Records for processing
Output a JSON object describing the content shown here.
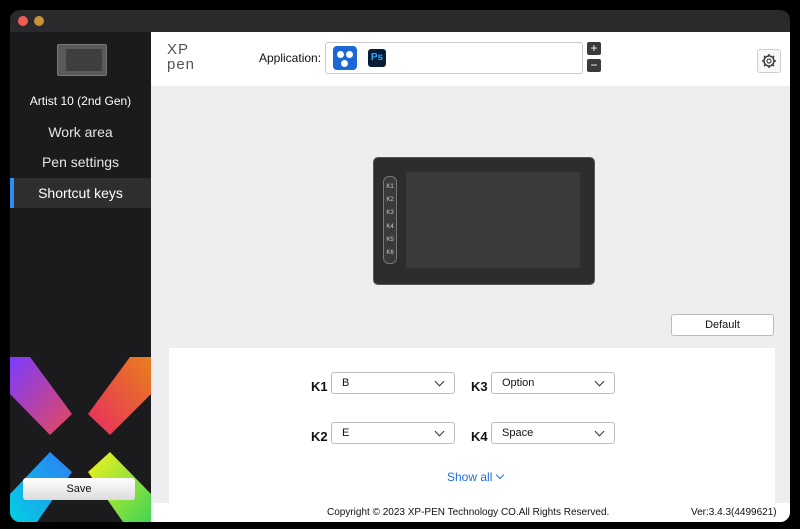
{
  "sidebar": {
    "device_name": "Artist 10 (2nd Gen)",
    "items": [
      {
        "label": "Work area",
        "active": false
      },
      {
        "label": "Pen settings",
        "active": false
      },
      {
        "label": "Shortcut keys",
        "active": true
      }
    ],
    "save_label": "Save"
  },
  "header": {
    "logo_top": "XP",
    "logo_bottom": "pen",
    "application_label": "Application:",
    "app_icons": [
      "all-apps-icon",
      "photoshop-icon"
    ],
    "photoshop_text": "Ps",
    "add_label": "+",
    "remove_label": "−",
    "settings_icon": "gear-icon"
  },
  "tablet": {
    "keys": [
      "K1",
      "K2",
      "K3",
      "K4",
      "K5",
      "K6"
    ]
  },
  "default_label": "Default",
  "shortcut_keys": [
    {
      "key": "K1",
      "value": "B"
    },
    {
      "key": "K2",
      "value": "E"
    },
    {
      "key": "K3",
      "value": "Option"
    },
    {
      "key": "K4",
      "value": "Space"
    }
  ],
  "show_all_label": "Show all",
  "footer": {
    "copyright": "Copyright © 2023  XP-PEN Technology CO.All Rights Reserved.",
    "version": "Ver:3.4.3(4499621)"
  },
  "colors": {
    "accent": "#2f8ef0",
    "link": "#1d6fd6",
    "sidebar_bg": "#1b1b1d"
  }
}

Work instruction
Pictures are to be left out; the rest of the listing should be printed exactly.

Finished exercise
Output a JSON object describing the content shown here.
{
  "sidebar": {
    "device_name": "Artist 10 (2nd Gen)",
    "items": [
      {
        "label": "Work area",
        "active": false
      },
      {
        "label": "Pen settings",
        "active": false
      },
      {
        "label": "Shortcut keys",
        "active": true
      }
    ],
    "save_label": "Save"
  },
  "header": {
    "logo_top": "XP",
    "logo_bottom": "pen",
    "application_label": "Application:",
    "app_icons": [
      "all-apps-icon",
      "photoshop-icon"
    ],
    "photoshop_text": "Ps",
    "add_label": "+",
    "remove_label": "−",
    "settings_icon": "gear-icon"
  },
  "tablet": {
    "keys": [
      "K1",
      "K2",
      "K3",
      "K4",
      "K5",
      "K6"
    ]
  },
  "default_label": "Default",
  "shortcut_keys": [
    {
      "key": "K1",
      "value": "B"
    },
    {
      "key": "K2",
      "value": "E"
    },
    {
      "key": "K3",
      "value": "Option"
    },
    {
      "key": "K4",
      "value": "Space"
    }
  ],
  "show_all_label": "Show all",
  "footer": {
    "copyright": "Copyright © 2023  XP-PEN Technology CO.All Rights Reserved.",
    "version": "Ver:3.4.3(4499621)"
  },
  "colors": {
    "accent": "#2f8ef0",
    "link": "#1d6fd6",
    "sidebar_bg": "#1b1b1d"
  }
}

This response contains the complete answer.